Noted environmental historian William Cronon is facing retaliation by politicians in Wisconsin who are using an Open Records Act request in an attempt to view Cronon’s personal and professional e-mails. This effort is a gross abuse of the freedom of information laws and of the principle of open governmental records. Politicians in Wisconsin made this request in direct response to Cronon’s recent op-ed piece in the New York Times, which provided historical contextualization of the recent attempts to strip Wisconsin state workers’ collective bargaining rights and criticized those efforts. This freedom of information request represents a blatant attack on a single professor’s academic freedom in an attempt to silence him.
Faculty and teachers everywhere should be concerned about this assault on academic freedom and the possibility that it could set a precedent for intimidating professors elsewhere in the United States and around the world. William Cronon is a tenured full professor of history with an international reputation that will offer him considerable support in this legal situation. Many other professors and teachers have no tenure protections and limited access to legal support. As Cronon’s academic freedom is attacked, so is that of all of these more vulnerable educators.
Universities across the country are asking professors to get more involved in “service learning” and “engaged learning,” which involves professors acting as public figures in the media. Universities trumpet their professors’ engagement in the media in order to recruit more students, win more funding, and market their institutions.
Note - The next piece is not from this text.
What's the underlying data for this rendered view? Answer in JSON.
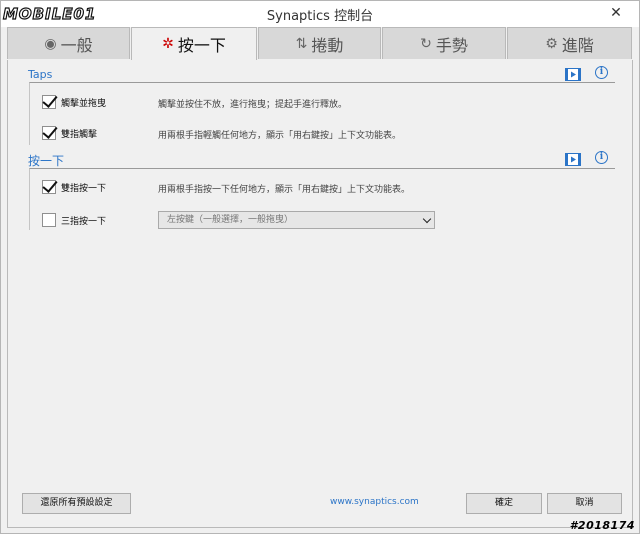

The University of Wisconsin at Madison thus proudly announced William Cronon’s op-ed in the New York Times. University of Wisconsin at Madison Chancellor Biddy Martin’s response to the open records request in this case is very disappointing. Universities across the United States should offer a clear and unambiguous defense of professor Cronon’s academic freedom.
William Cronon’s own blog discusses this case in detail.
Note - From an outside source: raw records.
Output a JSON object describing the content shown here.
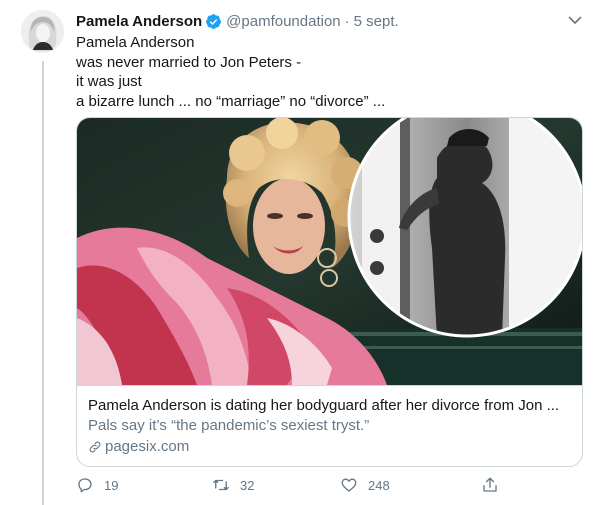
{
  "tweet": {
    "author_name": "Pamela Anderson",
    "handle": "@pamfoundation",
    "separator": "·",
    "date": "5 sept.",
    "text_lines": [
      "Pamela Anderson",
      "was never married to Jon Peters -",
      "it was just",
      "a bizarre lunch ... no “marriage” no “divorce” ..."
    ]
  },
  "card": {
    "title": "Pamela Anderson is dating her bodyguard after her divorce from Jon ...",
    "description": "Pals say it’s “the pandemic’s sexiest tryst.”",
    "domain": "pagesix.com"
  },
  "actions": {
    "reply_count": "19",
    "retweet_count": "32",
    "like_count": "248"
  },
  "icons": {
    "verified": "verified-badge-icon",
    "caret": "chevron-down-icon",
    "link": "link-icon",
    "reply": "reply-icon",
    "retweet": "retweet-icon",
    "like": "heart-icon",
    "share": "share-icon"
  },
  "colors": {
    "accent": "#1da1f2",
    "secondary_text": "#657786",
    "border": "#ccd6dd"
  }
}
News services across the internet are picking up this important story. The New York Times ran this story about the attack on Cronon. The Chronicle of Higher Education ran this story on the case and the University of Wisconsin’s immediate response. Paul Krugman’s blog commented on the story. Salon ran this story. The Nation offered this assessment.
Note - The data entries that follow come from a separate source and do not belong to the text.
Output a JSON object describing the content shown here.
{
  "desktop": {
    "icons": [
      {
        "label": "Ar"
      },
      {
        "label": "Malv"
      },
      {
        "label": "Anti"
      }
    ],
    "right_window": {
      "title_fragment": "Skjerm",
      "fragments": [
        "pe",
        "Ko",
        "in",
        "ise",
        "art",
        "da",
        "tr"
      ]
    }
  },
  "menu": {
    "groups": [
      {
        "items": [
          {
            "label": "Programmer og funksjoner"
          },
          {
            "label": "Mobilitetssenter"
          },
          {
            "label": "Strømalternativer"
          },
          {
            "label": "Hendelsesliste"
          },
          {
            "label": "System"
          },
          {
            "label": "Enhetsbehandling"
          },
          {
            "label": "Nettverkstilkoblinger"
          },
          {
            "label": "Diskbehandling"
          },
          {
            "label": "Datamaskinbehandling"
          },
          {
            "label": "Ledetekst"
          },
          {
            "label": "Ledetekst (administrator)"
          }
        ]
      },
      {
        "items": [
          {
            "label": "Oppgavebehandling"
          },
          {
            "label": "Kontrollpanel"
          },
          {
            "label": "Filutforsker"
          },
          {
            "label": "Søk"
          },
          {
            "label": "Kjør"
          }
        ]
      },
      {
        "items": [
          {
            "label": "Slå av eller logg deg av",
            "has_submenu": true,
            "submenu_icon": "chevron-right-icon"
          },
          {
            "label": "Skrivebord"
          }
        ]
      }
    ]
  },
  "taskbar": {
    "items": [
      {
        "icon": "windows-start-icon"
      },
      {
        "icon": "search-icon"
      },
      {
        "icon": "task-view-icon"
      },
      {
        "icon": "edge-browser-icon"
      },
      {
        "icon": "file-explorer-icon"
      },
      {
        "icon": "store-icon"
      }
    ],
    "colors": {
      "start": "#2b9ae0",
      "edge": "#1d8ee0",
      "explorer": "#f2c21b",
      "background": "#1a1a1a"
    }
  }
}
As far as I can tell, there has still been no response by the American Association of University Professors. Professors and teachers lack a strong professional association to protect their interests, as the AMA does for medical doctors and the ABA does for lawyers.
Ruthann Robson, a constitutional law professor at CUNY, offers this assessment of the legal issues in this case at her blog.